**EXTRACTED INFORMATION:**
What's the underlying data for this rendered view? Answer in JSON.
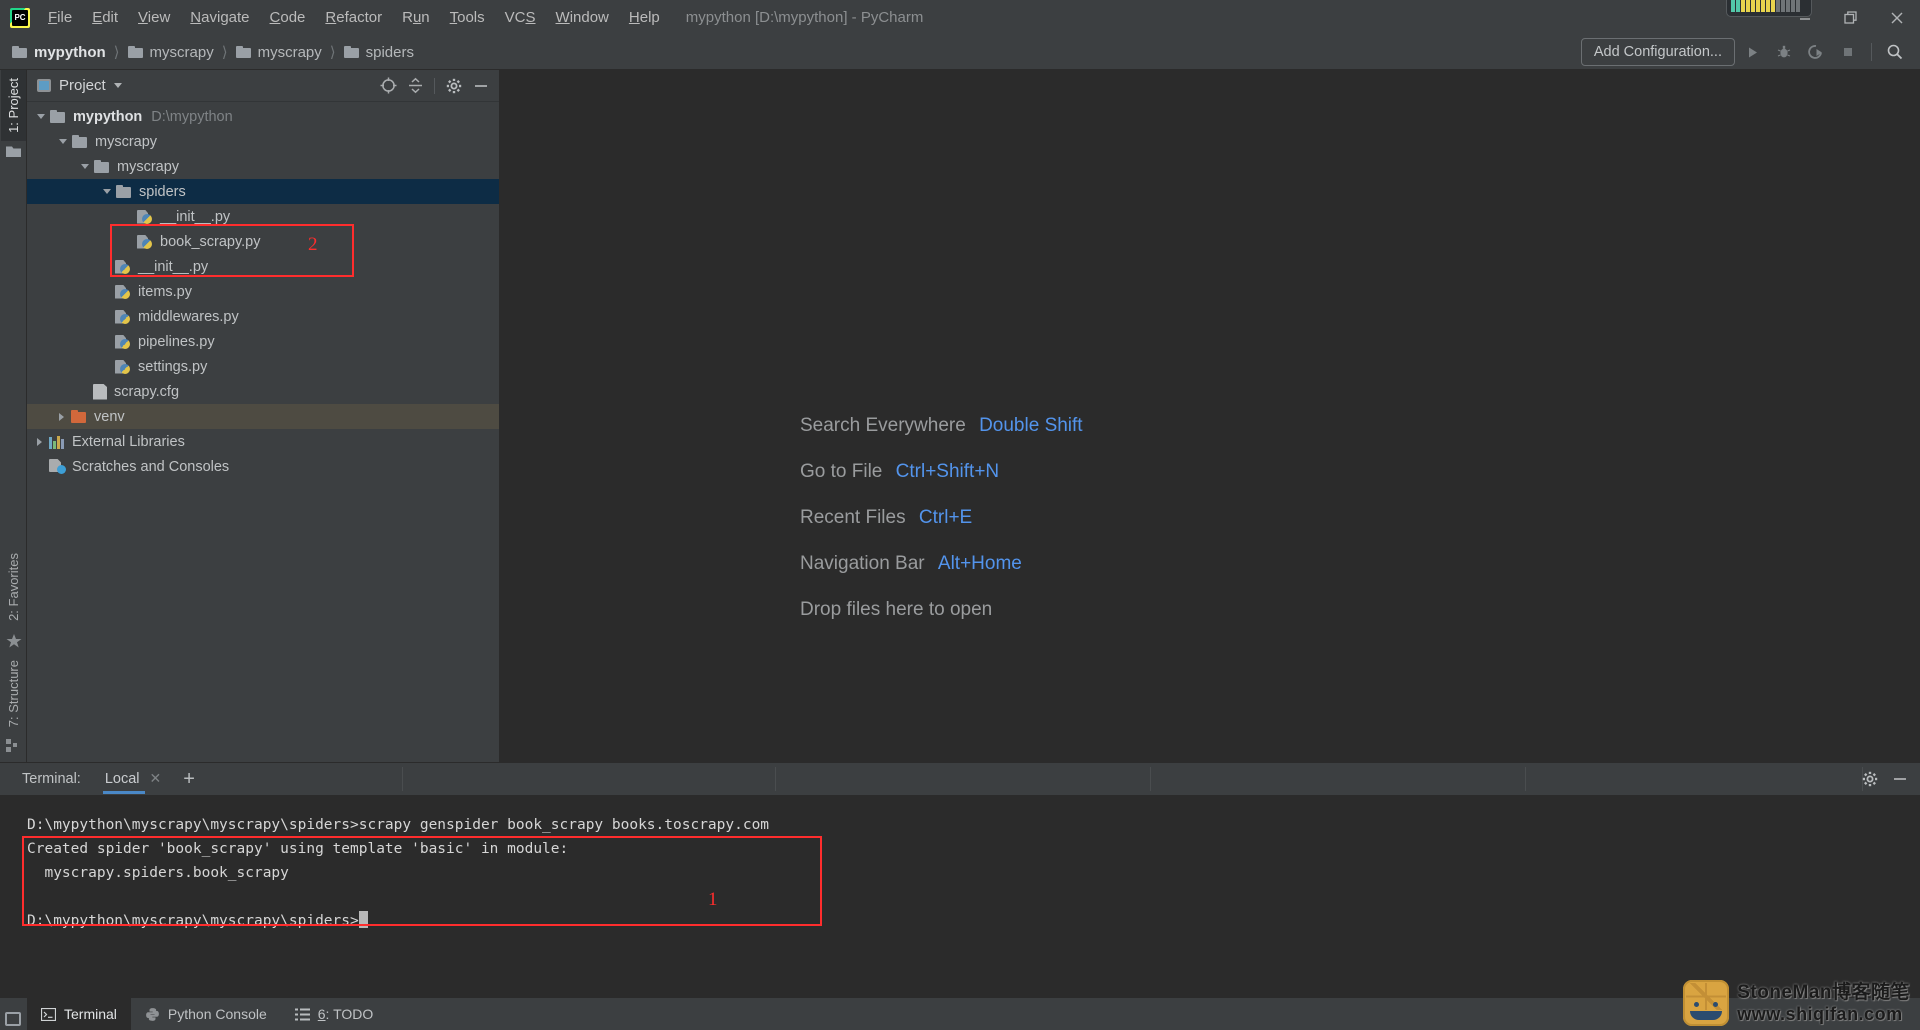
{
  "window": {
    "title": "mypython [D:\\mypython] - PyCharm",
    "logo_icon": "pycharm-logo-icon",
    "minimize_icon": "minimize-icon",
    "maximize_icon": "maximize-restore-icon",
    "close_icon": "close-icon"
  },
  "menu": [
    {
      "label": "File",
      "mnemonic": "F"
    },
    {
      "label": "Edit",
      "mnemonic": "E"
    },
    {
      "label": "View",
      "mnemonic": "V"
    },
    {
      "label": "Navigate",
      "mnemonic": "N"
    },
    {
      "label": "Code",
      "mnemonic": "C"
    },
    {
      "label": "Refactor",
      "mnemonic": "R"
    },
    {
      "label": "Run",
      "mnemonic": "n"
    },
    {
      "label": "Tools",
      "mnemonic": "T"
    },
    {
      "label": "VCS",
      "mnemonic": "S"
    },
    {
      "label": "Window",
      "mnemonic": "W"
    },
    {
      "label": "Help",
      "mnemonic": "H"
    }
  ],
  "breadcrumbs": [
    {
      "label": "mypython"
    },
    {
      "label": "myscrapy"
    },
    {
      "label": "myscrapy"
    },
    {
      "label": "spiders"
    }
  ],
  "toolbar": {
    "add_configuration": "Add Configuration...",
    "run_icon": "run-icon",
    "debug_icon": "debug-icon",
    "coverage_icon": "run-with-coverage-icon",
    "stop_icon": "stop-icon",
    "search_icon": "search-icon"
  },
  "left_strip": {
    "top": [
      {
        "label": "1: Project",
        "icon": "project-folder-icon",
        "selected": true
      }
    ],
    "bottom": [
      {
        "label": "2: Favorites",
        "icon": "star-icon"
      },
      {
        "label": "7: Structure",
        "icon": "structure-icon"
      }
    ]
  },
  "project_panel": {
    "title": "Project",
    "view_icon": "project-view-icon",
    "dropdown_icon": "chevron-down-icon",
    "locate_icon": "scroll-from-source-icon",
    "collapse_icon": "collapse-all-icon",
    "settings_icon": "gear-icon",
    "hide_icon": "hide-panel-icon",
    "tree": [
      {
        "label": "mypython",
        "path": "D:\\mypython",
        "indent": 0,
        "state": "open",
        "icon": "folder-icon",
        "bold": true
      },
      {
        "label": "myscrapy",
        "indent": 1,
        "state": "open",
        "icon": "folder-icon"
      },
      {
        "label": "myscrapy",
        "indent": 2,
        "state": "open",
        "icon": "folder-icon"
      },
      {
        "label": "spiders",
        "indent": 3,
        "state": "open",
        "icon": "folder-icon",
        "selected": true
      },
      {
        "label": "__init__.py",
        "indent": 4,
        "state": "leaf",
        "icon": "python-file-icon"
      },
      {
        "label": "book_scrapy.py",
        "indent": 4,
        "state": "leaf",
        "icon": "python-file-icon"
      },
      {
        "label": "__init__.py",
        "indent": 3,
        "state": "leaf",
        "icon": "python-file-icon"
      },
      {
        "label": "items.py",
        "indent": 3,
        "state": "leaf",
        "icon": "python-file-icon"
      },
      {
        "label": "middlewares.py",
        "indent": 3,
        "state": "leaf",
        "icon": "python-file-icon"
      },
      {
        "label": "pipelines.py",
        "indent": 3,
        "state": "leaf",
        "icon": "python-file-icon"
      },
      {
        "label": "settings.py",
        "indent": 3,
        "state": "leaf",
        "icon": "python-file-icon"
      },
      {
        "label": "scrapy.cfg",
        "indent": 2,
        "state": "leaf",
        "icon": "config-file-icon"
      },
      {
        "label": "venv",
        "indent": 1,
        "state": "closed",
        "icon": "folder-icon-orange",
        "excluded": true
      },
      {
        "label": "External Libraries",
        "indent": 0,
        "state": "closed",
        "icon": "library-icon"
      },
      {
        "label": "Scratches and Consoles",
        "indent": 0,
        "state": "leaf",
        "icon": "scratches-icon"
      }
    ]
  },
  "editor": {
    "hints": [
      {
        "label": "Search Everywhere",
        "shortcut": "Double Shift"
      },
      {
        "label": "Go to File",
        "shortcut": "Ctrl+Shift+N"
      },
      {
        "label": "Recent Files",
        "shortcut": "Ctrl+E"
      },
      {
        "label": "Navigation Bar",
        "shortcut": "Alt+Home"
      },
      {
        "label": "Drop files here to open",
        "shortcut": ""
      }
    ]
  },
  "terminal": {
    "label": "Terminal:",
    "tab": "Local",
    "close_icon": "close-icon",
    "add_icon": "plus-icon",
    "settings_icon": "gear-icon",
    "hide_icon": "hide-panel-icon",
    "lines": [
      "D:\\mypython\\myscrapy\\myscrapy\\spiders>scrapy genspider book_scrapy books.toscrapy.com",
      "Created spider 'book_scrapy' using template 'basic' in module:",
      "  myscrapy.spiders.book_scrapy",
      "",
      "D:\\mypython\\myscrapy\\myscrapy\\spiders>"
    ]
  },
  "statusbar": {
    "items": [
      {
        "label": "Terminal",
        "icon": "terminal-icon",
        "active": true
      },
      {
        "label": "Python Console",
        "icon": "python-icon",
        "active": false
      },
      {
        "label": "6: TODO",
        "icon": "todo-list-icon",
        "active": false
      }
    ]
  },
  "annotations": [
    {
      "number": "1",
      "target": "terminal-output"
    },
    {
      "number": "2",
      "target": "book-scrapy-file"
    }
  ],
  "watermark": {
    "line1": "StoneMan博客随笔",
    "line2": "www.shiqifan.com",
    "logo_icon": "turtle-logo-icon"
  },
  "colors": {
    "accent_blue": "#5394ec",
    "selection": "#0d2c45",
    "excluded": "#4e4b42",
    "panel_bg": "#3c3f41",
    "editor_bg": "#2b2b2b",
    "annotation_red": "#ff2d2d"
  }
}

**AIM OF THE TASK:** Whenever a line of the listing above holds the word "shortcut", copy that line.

**TASK RESPONSE:**
        "shortcut": "Double Shift"
        "shortcut": "Ctrl+Shift+N"
        "shortcut": "Ctrl+E"
        "shortcut": "Alt+Home"
        "shortcut": ""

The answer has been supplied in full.